I was given the NHS leaflet that says a scale and polish is covered ‘if needed’ in the Band 1 treatment costs.

Adentist says:
22 September 2012

Where a dentist has signed up to the NHS contract, NHS dentistry should be provided where it is clinically necessary. Whether something is clinically necessary is open to interpretation, and this provides wriggle-room to get round the regulations and provide treatment on a private basis.

When is scaling and polishing of benefit to health, and when is it purely cosmetic, i.e merely improves appearance? That’s very difficult to answer, because it is necessary to consider whether ‘clinically necessary’ includes preventing disease, and this leads us to an individual’s risk of developing gum diseases. Surveys tend to show that established gum disease is widespread, silently progressing, and in reality there are few people where clinical signs are absent, and therefore, it could be argued that treatment should be available on the NHS.

Then there is the reality check. If all gum disease were treated properly on the NHS, there would be no resources to treat any other aspect of dental disease. So where do we go? Does everyone fight for their rights and force the system to a grinding halt, or allow some form of service to be provided, albeit not ideal?

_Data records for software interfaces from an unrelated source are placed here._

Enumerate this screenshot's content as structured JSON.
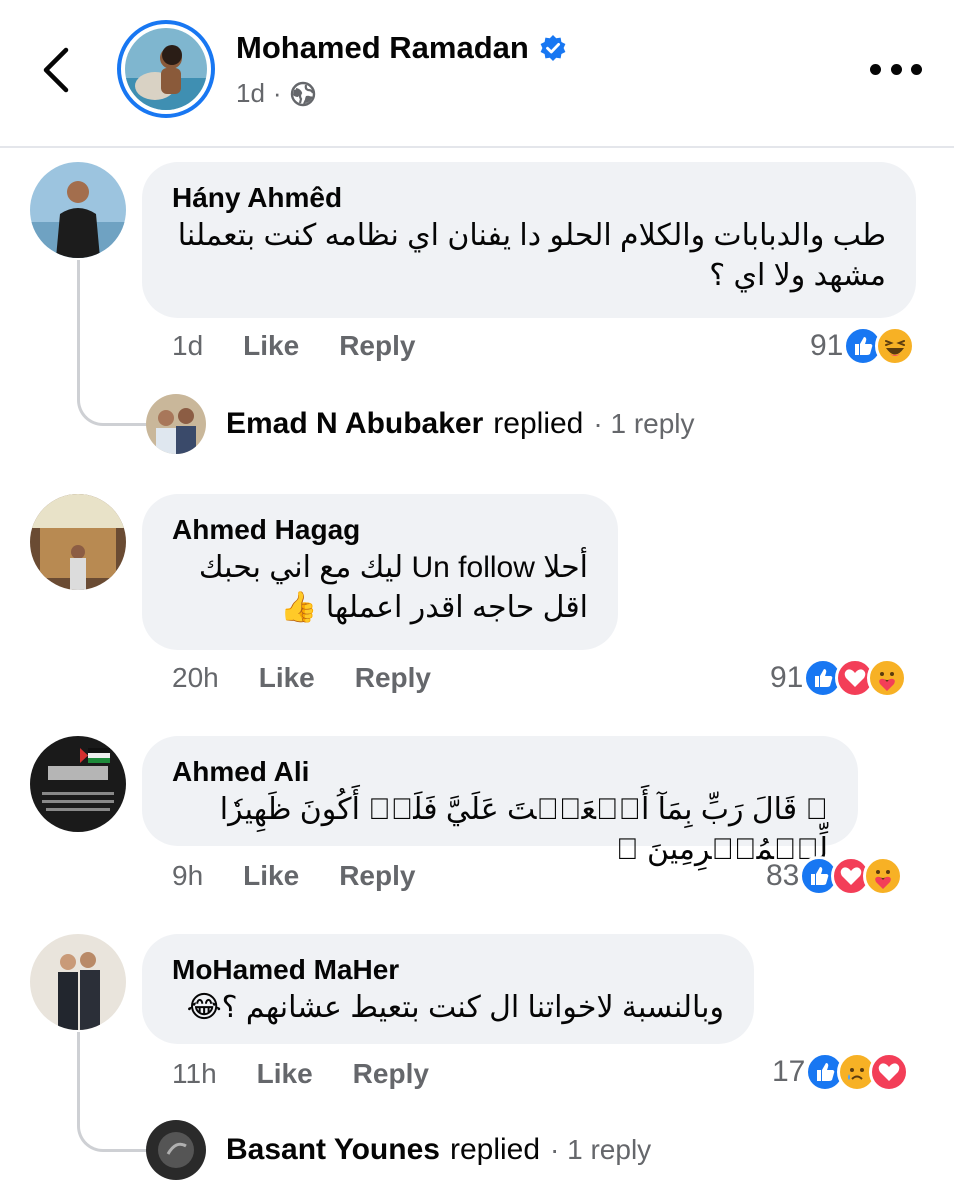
{
  "header": {
    "page_name": "Mohamed Ramadan",
    "time": "1d",
    "separator": "·",
    "icons": {
      "back": "chevron-left-icon",
      "verified": "verified-badge-icon",
      "audience": "globe-icon",
      "more": "more-horizontal-icon"
    }
  },
  "colors": {
    "accent": "#1877f2",
    "love": "#f33e58",
    "emoji_yellow": "#f7b125",
    "secondary_text": "#65676b",
    "bubble": "#f0f2f5"
  },
  "comments": [
    {
      "author": "Hány Ahmêd",
      "lines": [
        "طب والدبابات والكلام الحلو دا يفنان اي نظامه كنت بتعملنا",
        "مشهد ولا اي ؟"
      ],
      "time": "1d",
      "like_label": "Like",
      "reply_label": "Reply",
      "reaction_count": "91",
      "reactions": [
        "like",
        "haha"
      ],
      "reply_summary": {
        "name": "Emad N Abubaker",
        "verb": "replied",
        "count": "· 1 reply"
      }
    },
    {
      "author": "Ahmed Hagag",
      "lines": [
        "أحلا Un follow ليك مع اني بحبك",
        "اقل حاجه اقدر اعملها 👍"
      ],
      "time": "20h",
      "like_label": "Like",
      "reply_label": "Reply",
      "reaction_count": "91",
      "reactions": [
        "like",
        "love",
        "care"
      ]
    },
    {
      "author": "Ahmed Ali",
      "lines": [
        "﴿ قَالَ رَبِّ بِمَآ أَنۡعَمۡتَ عَلَيَّ فَلَنۡ أَكُونَ ظَهِيرٗا لِّلۡمُجۡرِمِينَ ﴾"
      ],
      "time": "9h",
      "like_label": "Like",
      "reply_label": "Reply",
      "reaction_count": "83",
      "reactions": [
        "like",
        "love",
        "care"
      ]
    },
    {
      "author": "MoHamed MaHer",
      "lines": [
        "وبالنسبة لاخواتنا ال كنت بتعيط عشانهم ؟😂"
      ],
      "time": "11h",
      "like_label": "Like",
      "reply_label": "Reply",
      "reaction_count": "17",
      "reactions": [
        "like",
        "sad",
        "love"
      ],
      "reply_summary": {
        "name": "Basant Younes",
        "verb": "replied",
        "count": "· 1 reply"
      }
    }
  ]
}
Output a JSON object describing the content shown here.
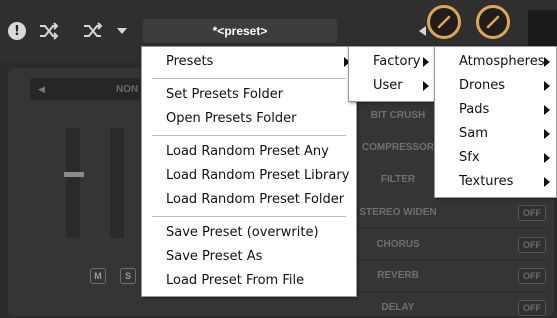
{
  "toolbar": {
    "alert_icon": "!",
    "preset_name": "*<preset>",
    "icons": [
      "alert-icon",
      "shuffle-icon",
      "shuffle-alt-icon",
      "chevron-down-icon",
      "chevron-left-icon",
      "chevron-right-icon"
    ],
    "knob_color": "#e2a64a"
  },
  "body": {
    "mode_text": "NON",
    "mute_label": "M",
    "solo_label": "S",
    "effects": [
      {
        "name": "BIT CRUSH",
        "state": ""
      },
      {
        "name": "COMPRESSOR",
        "state": ""
      },
      {
        "name": "FILTER",
        "state": ""
      },
      {
        "name": "STEREO WIDEN",
        "state": "OFF"
      },
      {
        "name": "CHORUS",
        "state": "OFF"
      },
      {
        "name": "REVERB",
        "state": "OFF"
      },
      {
        "name": "DELAY",
        "state": "OFF"
      }
    ]
  },
  "menu": {
    "items": [
      {
        "label": "Presets",
        "submenu": true
      },
      {
        "label": "Set Presets Folder"
      },
      {
        "label": "Open Presets Folder"
      },
      {
        "label": "Load Random Preset Any"
      },
      {
        "label": "Load Random Preset Library"
      },
      {
        "label": "Load Random Preset Folder"
      },
      {
        "label": "Save Preset (overwrite)"
      },
      {
        "label": "Save Preset As"
      },
      {
        "label": "Load Preset From File"
      }
    ]
  },
  "presets_submenu": {
    "items": [
      {
        "label": "Factory",
        "submenu": true
      },
      {
        "label": "User",
        "submenu": true
      }
    ]
  },
  "factory_submenu": {
    "items": [
      {
        "label": "Atmospheres",
        "submenu": true
      },
      {
        "label": "Drones",
        "submenu": true
      },
      {
        "label": "Pads",
        "submenu": true
      },
      {
        "label": "Sam",
        "submenu": true
      },
      {
        "label": "Sfx",
        "submenu": true
      },
      {
        "label": "Textures",
        "submenu": true
      }
    ]
  }
}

You should only be required to pay privately for scaling, if you elect to have it for cosmetic reasons. So you will need to have a discussion with your dentist at each check-up to find out his/her view on your clinical condition and the reasons for the scale.

Wasim says:
15 November 2012

I am a practising dentist in London and have followed this thread with great interest. Unfortunately, I like many other dentists believe that the public has been firmly let down by the government.
In addition, I believe that no dentist should ever have signed up to this contract.
Any system which relies on a “swings in roundabouts” finance, a comment made by the CDO representing the government has to be laughable at best.
Ultimately, the consumer wants the best deal, which is understandable. Dentists are required (and rightly so) to spend adequate time treating and helping patients prevent dental disease, yet the net spend on NHS dentistry has remained the same since 2006.
The government needs to desperately increase funding in to NHS dentistry if it is to survive, otherwise I foresee a complete end to NHS dentistry very soon.
I do sympathise with dentists who have financial constraints in offering all treatment that are “technically available” under the banded treatment. However, I have always found that having an open and transparent relationship with your patient and explaining the constraints to them often results in a positive outcome.
Please email your MP, fight in your forums, do what you can but please do not shoot the messengers. Most dentists are fair and decent, and really want to help but are unable to do so due to this ridiculous contract in place

UncleMax says:
19 April 2013

I would like to see which? conduct a review of services that (private) dentists provide. eg. invisalign – massive variations in fee structures, tooth whitening – just what works and what doesn’t etc. etc.